…..direct them upon their arrival may save vital minutes and in some cases, be the difference between life and death outcomes.
WHEN MAKING A 111 CALL PLEASE DO NOT HANG UP UNTIL ADVISED TO DO SO BY THE CALL HANDLER.
Essential time can easily be lost during an ambulance request due to difficulty finding an address: for example, more than one Beach Road exists in Auckland and State Highway 1 is a very long road. The call handler will ask for location details, including the suburb, the town or the district where the ambulance attendance is required. If this information is unknown nearby landmarks may prove useful along with a RAPID number used in rural locations.
Remember the person taking the call may never have been to the location where help is required. Any additional information such as bridge names, rivers or other geographical features acts as reference points and are an asset.
Even if the location is known having someone outside to identify the location, especially at night is a great help. Brightly coloured clothing, a torch (even from a mobile phone) or other means of identification help the ambulance crew see where they need to be.
Currently, there are temporary changes to the steps to be followed in resuscitation. These can be found in the video below or by clicking here to see the New Zealand Resuscitation Council temporary guideline recommendation.
Click the link to go to the New Zealand Resuscitation Council Covid-19 recommended modifications for delivering resuscitation whilst the pandemic remains a threat. Click play to see a short video outlining CPR modifications that should be followed during the pandemic.
To learn more from the experts about previously covered conditions click their logo below.

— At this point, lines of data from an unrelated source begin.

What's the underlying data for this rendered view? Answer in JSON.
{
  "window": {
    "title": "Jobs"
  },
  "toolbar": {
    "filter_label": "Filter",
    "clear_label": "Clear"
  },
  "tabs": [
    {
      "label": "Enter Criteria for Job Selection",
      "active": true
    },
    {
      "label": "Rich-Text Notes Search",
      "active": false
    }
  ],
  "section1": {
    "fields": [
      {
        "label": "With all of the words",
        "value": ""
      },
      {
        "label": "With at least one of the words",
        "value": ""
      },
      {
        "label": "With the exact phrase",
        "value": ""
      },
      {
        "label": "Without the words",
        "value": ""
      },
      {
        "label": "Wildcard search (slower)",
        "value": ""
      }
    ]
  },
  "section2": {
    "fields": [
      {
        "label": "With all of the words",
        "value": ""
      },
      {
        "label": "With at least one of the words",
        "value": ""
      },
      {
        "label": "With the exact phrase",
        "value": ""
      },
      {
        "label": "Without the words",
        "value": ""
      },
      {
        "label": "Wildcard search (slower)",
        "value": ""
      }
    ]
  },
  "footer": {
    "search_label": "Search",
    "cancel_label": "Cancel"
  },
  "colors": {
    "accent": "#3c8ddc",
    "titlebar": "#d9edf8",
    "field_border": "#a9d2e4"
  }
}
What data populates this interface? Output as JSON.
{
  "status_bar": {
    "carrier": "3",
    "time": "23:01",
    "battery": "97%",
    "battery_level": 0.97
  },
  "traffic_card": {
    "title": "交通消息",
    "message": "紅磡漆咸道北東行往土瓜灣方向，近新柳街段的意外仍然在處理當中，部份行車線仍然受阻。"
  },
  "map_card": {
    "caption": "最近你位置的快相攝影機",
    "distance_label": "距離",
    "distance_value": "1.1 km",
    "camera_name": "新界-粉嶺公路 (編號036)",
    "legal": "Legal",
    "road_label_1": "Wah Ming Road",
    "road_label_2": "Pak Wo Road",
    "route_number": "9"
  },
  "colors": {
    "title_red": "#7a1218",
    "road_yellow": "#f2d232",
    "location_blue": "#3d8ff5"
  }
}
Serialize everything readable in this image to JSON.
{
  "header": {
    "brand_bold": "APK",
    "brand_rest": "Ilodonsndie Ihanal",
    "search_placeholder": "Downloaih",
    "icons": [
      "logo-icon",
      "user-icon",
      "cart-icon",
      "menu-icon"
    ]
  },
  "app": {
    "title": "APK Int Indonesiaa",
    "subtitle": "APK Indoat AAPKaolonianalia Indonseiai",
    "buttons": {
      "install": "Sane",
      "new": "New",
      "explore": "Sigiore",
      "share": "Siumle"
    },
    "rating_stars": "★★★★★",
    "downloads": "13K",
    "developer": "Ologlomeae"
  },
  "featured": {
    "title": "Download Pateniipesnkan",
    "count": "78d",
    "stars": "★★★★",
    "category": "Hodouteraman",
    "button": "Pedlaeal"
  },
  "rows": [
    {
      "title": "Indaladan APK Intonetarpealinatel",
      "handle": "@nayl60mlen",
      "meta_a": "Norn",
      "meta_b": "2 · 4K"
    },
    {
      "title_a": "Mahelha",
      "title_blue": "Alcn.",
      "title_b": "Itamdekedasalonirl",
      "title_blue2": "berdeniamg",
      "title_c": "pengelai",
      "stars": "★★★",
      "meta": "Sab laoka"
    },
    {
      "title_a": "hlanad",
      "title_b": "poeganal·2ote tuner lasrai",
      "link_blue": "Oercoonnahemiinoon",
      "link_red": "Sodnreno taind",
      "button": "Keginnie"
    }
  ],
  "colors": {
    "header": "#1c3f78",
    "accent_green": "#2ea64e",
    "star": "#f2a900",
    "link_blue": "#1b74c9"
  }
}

Data and information are fact-checked against various recognised sources, including the New Zealand Resuscitation Council, Health Navigator New Zealand, St John, and other recognised entities specialising in the specific subject content. It should be noted that variances in protocols exist and where necessary are identified.